I felt the stiffened yoke across my shoulders, shuddering with muscle memory flooding back through time and space.
Not exactly what I’d planned on when I’d worn my newest best dress and nice heels for my 1st day on the new job. Working in publishing, and with relatives who’d been in the trade, I’d grown up thinking I had ink in my blood.
Walking through the heavily carved doors of the non-descript building, I took a deep breath and looked around my surroundings. The initial greeting from the receptionist was pleasant enough, however, my spider-sense began to tingle, and I realized something was off. I’d had enough experience to realize this job wasn’t going to work out. The pit of my stomach began to churn, and I felt my fight or flight responses awakening as a heavy surge of adrenaline coursed through my veins.
My intended supervisor came out and instead of extending a hand in greeting, immediately instructed me to follow. Without turning to meet my gaze, he led me down a long hallway. Instead of turning off toward the pooled work area, he continued straightaway down the hallway, continuing to walk past private offices, a kitchenette area, and so on until exiting the rear of the building.
My initial first-day jitters and nervousness gave way to fear. I began to chafe at the invisible chain pulling me onward. Having exited the building, I found myself fighting to breathe in the suffocating heat and wall of humidity. Dizziness enveloped my head, along with the realization something had gone horribly wrong.
Having a somewhat out-of-body experience, I found myself being meekly led to an outbuilding standing alone in an isolated part of the grounds. My keeper, who in another time and place would be called the overseer, informed me that my 1st task of the day was to clean out the shed. His tone of instruction left no room for questions or discussion. And then he was gone.
The job I believed I had shown up for had seemingly evaporated. Poof… jarring reality forced me to come to terms with my current circumstances.
I am supposed to be Free… that’s at least what it says on paper. But the reality is more complicated. Yes, I’m not enslaved, but I’m not at liberty to come and go without being followed, questioned if there is the faintest suspicion, I may have stolen something or demonstrated some other questionable behavior.
Everything I wanted, dreamed of, and wished for, came crashing down. I am alone. Still, in shock and on autopilot, I begin to settle myself to address the task at hand. Through the open doorway of the shed, the stench of something having rotted and died hits me in the face.

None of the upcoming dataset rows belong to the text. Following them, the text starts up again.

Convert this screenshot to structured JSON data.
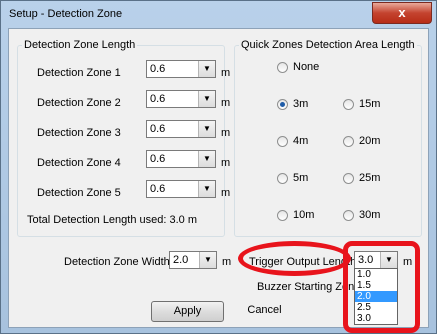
{
  "window": {
    "title": "Setup - Detection Zone",
    "close_glyph": "x"
  },
  "length_group": {
    "legend": "Detection Zone Length",
    "zones": [
      {
        "label": "Detection Zone 1",
        "value": "0.6",
        "unit": "m"
      },
      {
        "label": "Detection Zone 2",
        "value": "0.6",
        "unit": "m"
      },
      {
        "label": "Detection Zone 3",
        "value": "0.6",
        "unit": "m"
      },
      {
        "label": "Detection Zone 4",
        "value": "0.6",
        "unit": "m"
      },
      {
        "label": "Detection Zone 5",
        "value": "0.6",
        "unit": "m"
      }
    ],
    "total_text": "Total Detection Length used: 3.0 m"
  },
  "quick_group": {
    "legend": "Quick Zones Detection Area Length",
    "none_label": "None",
    "options": [
      "3m",
      "15m",
      "4m",
      "20m",
      "5m",
      "25m",
      "10m",
      "30m"
    ],
    "selected": "3m"
  },
  "width_row": {
    "label": "Detection Zone Width:",
    "value": "2.0",
    "unit": "m"
  },
  "trigger_row": {
    "label": "Trigger Output Length",
    "value": "3.0",
    "unit": "m"
  },
  "buzzer_label": "Buzzer Starting Zone",
  "dropdown_options": [
    "1.0",
    "1.5",
    "2.0",
    "2.5",
    "3.0"
  ],
  "dropdown_selected": "2.0",
  "buttons": {
    "apply": "Apply",
    "cancel": "Cancel"
  },
  "colors": {
    "annotation": "#e8141c",
    "selection": "#3399ff",
    "accent": "#1e5ca8"
  }
}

My dress is ruined and will never see another daylight. It will be near impossible to remove the smell. I know I will reflexively gag whenever this scent recurs in my memory files. Then I imagine the blisters on my feet at day’s end from wearing unsensible shoes to perform manual labor.
My parents raised me to never shy away from a day’s work, but this is different.

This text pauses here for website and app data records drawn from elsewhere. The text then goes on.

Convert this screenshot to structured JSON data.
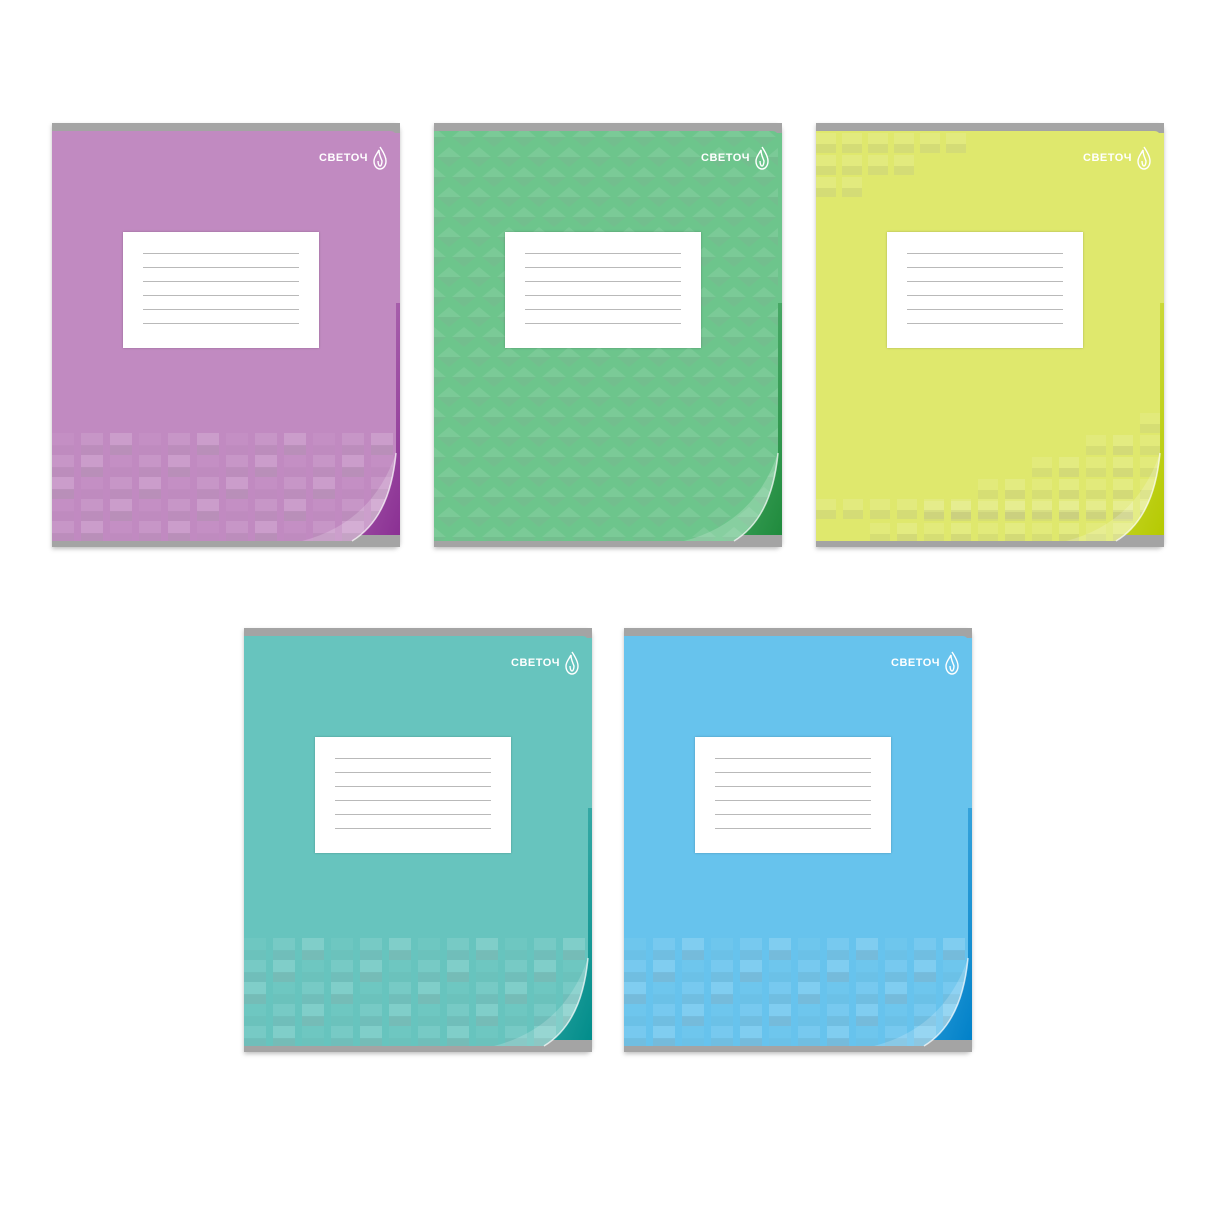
{
  "notebooks": [
    {
      "brand": "СВЕТОЧ",
      "color": "#c18ac1",
      "dark": "#8a2f93",
      "edge": "#a4a4a4",
      "pattern": "bottom"
    },
    {
      "brand": "СВЕТОЧ",
      "color": "#6dc58c",
      "dark": "#1f8a3c",
      "edge": "#a4a4a4",
      "pattern": "full"
    },
    {
      "brand": "СВЕТОЧ",
      "color": "#dfe86d",
      "dark": "#b5c900",
      "edge": "#a4a4a4",
      "pattern": "corners"
    },
    {
      "brand": "СВЕТОЧ",
      "color": "#67c4be",
      "dark": "#008c8a",
      "edge": "#a4a4a4",
      "pattern": "bottom"
    },
    {
      "brand": "СВЕТОЧ",
      "color": "#67c3ed",
      "dark": "#0080c8",
      "edge": "#a4a4a4",
      "pattern": "bottom"
    }
  ]
}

That’s what finally broke me. I’d been raised to do what I was told – “Don’t make waves,” my parents instilled in me from an early age. “It’s too dangerous to speak out,” I’d been reminded more than I cared to remember. However, this time, I wasn’t ready to suck it up and soldier on. I couldn’t. Falling to my knees in the blistering summer heat, instantly ripping holes in the new hosiery I’d purchased to go along with my dress, all I wanted to do was scream. Inside me burned a white-hot rage waiting to be unleashed. On the outside, my body betrays the anger and trauma. It is weak and only allows for heaving sobs as if my body was disgorging its insides. I don’t know how long I remain like this.
A caramel-colored shell, disoriented by the heat and dehydration, struggled to regain its footing. With the last shreds of my integrity intact, I picked up my purse and walk until I find a sidewalk leading away from my intended prison. Without a word to anyone and with no hesitation, I bake in the heat as I meander along for hours until reaching the sanctuary of my home.

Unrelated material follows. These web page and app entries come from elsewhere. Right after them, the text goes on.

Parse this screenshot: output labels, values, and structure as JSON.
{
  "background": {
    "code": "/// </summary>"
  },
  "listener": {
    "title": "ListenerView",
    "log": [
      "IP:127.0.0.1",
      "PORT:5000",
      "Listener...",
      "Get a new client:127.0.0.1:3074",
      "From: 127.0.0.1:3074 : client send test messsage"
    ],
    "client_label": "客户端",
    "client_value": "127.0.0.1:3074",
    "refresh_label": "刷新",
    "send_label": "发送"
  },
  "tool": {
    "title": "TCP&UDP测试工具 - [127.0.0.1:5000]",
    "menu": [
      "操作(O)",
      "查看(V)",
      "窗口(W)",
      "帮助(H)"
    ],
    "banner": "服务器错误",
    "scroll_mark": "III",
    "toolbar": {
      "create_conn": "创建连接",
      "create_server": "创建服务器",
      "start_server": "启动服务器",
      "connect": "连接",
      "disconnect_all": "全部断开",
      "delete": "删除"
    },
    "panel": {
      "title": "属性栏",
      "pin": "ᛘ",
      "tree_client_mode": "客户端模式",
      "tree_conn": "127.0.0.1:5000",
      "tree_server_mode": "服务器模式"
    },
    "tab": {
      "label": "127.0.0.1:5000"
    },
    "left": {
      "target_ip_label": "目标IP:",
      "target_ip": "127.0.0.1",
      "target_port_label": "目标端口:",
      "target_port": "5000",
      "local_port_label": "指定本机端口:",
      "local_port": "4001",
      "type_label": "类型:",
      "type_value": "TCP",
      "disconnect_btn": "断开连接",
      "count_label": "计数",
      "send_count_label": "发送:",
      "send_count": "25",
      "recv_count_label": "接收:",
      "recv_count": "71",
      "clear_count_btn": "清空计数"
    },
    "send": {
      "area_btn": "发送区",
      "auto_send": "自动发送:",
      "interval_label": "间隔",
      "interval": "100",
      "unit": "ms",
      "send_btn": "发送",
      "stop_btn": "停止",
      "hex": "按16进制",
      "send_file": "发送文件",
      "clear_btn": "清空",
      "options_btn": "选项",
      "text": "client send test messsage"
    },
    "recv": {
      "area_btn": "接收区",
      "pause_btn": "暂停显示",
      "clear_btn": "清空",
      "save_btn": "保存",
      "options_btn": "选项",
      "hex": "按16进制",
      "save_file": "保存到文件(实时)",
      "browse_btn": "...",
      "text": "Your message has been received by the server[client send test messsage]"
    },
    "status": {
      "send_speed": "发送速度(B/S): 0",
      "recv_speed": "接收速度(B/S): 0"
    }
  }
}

Reaching home, I sink to the floor and soak up the coolness of the marble entryway. Eventually, my body gives in and lets me drink warm tap water. Sometime later, having gained sufficient strength, I strip off my fouled belongings, collecting them in a bag to be thrown away. I want no memories or reminders of the plantation I’d escaped from.
Only in America.